» **EXERCISE INPUT**:
::::::

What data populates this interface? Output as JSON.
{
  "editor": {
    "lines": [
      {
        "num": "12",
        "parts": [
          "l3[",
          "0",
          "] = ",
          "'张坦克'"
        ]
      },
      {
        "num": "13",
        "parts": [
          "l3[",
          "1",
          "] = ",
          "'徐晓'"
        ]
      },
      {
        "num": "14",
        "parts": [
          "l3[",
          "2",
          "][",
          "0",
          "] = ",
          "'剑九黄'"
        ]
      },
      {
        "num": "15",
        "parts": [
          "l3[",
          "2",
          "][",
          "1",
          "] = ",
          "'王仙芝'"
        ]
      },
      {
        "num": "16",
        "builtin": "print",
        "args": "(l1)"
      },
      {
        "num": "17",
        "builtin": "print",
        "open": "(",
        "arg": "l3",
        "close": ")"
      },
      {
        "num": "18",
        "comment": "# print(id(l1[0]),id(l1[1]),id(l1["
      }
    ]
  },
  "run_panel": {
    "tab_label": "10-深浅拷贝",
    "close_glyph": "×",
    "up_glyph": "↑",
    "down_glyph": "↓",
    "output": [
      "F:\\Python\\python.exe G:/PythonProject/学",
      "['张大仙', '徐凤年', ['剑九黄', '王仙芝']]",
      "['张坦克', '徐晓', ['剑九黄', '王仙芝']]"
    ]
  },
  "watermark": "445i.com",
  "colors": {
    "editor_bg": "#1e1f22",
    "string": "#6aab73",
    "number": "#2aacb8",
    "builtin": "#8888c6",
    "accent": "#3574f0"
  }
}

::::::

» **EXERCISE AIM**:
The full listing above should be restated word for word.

» **YOUR RESPONSE**:
What data populates this interface? Output as JSON.
{
  "editor": {
    "lines": [
      {
        "num": "12",
        "parts": [
          "l3[",
          "0",
          "] = ",
          "'张坦克'"
        ]
      },
      {
        "num": "13",
        "parts": [
          "l3[",
          "1",
          "] = ",
          "'徐晓'"
        ]
      },
      {
        "num": "14",
        "parts": [
          "l3[",
          "2",
          "][",
          "0",
          "] = ",
          "'剑九黄'"
        ]
      },
      {
        "num": "15",
        "parts": [
          "l3[",
          "2",
          "][",
          "1",
          "] = ",
          "'王仙芝'"
        ]
      },
      {
        "num": "16",
        "builtin": "print",
        "args": "(l1)"
      },
      {
        "num": "17",
        "builtin": "print",
        "open": "(",
        "arg": "l3",
        "close": ")"
      },
      {
        "num": "18",
        "comment": "# print(id(l1[0]),id(l1[1]),id(l1["
      }
    ]
  },
  "run_panel": {
    "tab_label": "10-深浅拷贝",
    "close_glyph": "×",
    "up_glyph": "↑",
    "down_glyph": "↓",
    "output": [
      "F:\\Python\\python.exe G:/PythonProject/学",
      "['张大仙', '徐凤年', ['剑九黄', '王仙芝']]",
      "['张坦克', '徐晓', ['剑九黄', '王仙芝']]"
    ]
  },
  "watermark": "445i.com",
  "colors": {
    "editor_bg": "#1e1f22",
    "string": "#6aab73",
    "number": "#2aacb8",
    "builtin": "#8888c6",
    "accent": "#3574f0"
  }
}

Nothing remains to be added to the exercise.